== WHAT IS BEING ASKED ==
Check each line of the entries for the string "subtitle". Report only how many lines have it.

== DATASET RECORDS ==
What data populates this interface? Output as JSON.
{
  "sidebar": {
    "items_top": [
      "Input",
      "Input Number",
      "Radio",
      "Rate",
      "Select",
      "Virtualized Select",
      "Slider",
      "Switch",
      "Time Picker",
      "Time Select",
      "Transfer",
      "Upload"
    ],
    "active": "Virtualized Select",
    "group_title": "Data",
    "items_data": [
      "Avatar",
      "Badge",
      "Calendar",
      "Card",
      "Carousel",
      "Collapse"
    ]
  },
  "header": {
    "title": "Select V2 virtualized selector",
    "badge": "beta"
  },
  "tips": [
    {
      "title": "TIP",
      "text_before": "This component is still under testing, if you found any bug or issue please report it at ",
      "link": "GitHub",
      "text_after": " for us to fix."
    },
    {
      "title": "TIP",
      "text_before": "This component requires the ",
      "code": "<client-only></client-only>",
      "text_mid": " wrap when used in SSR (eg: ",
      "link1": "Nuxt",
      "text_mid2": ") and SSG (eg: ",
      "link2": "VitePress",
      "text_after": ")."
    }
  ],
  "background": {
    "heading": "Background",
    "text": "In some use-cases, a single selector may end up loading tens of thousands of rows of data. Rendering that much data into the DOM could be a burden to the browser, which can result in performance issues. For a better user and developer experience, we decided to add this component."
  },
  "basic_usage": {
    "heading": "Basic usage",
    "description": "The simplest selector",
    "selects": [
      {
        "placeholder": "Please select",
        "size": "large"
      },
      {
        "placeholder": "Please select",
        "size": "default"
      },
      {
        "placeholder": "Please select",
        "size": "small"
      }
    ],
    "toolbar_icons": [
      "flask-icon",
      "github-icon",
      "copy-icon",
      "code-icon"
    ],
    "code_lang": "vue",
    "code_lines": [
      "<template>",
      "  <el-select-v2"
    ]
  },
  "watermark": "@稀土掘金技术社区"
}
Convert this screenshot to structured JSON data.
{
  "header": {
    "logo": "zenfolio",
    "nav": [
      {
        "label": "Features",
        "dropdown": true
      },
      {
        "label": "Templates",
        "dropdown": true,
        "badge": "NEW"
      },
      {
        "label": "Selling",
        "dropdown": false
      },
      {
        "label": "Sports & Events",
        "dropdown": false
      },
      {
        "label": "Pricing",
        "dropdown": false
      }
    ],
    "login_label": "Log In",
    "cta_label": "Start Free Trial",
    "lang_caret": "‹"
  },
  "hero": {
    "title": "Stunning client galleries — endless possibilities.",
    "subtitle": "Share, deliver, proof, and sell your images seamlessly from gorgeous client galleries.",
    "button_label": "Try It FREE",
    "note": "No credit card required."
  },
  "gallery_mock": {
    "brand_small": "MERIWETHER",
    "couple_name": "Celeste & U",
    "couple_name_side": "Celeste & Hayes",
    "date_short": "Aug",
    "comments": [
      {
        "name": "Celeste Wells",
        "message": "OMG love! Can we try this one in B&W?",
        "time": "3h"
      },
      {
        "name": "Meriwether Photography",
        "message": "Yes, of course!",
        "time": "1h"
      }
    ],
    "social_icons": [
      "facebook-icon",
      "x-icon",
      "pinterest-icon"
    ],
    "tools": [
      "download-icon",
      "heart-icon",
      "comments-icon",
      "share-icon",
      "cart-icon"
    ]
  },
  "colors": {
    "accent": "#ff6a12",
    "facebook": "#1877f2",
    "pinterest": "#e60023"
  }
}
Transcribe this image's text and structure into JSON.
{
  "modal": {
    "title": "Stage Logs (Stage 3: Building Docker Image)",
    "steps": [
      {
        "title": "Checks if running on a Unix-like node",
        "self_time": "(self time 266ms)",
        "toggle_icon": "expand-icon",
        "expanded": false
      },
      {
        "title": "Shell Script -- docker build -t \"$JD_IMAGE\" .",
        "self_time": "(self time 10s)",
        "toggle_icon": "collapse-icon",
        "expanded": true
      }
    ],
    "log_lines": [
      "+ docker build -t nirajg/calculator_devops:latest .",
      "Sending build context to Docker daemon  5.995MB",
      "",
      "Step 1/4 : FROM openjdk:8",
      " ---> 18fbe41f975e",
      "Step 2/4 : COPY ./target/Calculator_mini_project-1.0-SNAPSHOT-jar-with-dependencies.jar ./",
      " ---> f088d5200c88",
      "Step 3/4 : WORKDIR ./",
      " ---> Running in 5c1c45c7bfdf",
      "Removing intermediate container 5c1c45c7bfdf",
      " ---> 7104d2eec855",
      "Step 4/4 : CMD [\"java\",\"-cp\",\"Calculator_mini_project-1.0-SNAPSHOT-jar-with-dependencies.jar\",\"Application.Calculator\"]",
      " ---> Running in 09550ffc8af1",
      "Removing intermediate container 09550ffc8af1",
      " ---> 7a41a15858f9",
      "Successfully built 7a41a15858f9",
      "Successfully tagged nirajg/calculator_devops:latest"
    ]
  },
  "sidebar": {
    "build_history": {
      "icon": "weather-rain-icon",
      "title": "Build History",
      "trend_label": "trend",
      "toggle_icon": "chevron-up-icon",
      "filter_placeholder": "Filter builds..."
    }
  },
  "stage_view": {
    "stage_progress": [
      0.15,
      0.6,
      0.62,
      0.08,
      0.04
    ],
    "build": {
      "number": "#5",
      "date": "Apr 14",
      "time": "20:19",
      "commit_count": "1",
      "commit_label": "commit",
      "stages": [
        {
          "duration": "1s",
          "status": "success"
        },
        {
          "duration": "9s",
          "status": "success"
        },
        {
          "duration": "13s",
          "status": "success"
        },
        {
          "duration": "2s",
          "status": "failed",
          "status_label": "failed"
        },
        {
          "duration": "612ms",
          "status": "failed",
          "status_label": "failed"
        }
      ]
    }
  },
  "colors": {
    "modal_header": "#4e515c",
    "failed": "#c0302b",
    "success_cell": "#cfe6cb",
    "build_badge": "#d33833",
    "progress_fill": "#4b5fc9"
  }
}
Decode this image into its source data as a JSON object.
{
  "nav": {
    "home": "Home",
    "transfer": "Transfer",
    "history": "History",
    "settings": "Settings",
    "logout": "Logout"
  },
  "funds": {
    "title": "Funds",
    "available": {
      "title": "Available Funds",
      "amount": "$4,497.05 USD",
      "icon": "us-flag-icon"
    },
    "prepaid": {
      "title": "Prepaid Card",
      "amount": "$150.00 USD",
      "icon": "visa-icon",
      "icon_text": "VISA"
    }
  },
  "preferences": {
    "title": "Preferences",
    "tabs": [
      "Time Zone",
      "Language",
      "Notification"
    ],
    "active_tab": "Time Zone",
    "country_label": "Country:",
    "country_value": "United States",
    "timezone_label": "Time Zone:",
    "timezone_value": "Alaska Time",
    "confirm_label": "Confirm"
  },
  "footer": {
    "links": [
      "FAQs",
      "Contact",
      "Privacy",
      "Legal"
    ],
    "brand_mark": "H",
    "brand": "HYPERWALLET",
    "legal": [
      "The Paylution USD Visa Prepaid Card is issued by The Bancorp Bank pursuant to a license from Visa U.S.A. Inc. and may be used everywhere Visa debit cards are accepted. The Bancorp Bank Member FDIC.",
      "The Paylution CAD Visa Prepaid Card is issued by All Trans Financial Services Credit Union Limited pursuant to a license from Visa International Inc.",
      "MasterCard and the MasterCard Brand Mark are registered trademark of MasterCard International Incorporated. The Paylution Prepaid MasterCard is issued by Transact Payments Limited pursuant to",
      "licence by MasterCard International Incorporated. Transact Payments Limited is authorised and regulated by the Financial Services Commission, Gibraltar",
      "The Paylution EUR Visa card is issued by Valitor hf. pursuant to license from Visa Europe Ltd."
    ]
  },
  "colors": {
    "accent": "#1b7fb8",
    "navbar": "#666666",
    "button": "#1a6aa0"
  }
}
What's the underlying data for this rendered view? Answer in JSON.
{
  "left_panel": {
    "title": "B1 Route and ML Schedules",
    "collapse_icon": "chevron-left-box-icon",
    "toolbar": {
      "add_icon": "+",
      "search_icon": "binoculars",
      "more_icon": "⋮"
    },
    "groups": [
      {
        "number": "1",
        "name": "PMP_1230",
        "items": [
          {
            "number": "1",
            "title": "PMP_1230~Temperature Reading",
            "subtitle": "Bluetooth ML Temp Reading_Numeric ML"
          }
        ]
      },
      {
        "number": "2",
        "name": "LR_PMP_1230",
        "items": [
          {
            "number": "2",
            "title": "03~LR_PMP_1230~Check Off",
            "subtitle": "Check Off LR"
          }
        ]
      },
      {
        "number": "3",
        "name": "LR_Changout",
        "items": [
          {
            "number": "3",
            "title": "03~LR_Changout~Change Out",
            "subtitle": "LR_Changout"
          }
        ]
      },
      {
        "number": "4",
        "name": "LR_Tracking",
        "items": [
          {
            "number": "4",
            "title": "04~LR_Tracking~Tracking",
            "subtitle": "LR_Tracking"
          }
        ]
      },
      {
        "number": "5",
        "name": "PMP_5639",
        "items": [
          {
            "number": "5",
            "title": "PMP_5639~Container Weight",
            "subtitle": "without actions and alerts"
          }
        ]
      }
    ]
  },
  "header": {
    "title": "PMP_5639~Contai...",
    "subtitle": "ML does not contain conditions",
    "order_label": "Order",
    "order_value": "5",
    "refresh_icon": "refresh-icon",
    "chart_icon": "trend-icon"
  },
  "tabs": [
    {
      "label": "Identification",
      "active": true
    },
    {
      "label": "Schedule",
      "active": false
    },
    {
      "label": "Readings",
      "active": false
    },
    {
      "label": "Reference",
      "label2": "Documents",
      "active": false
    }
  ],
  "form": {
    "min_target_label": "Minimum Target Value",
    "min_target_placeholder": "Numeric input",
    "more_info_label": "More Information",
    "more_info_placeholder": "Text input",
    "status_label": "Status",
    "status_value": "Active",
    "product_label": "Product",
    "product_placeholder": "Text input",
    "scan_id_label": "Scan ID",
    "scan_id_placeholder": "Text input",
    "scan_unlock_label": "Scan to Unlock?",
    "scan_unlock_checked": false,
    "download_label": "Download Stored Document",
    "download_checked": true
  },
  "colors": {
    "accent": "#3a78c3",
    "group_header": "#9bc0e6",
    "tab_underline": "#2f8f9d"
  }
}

== RESPONSE TO THIS TASK ==
7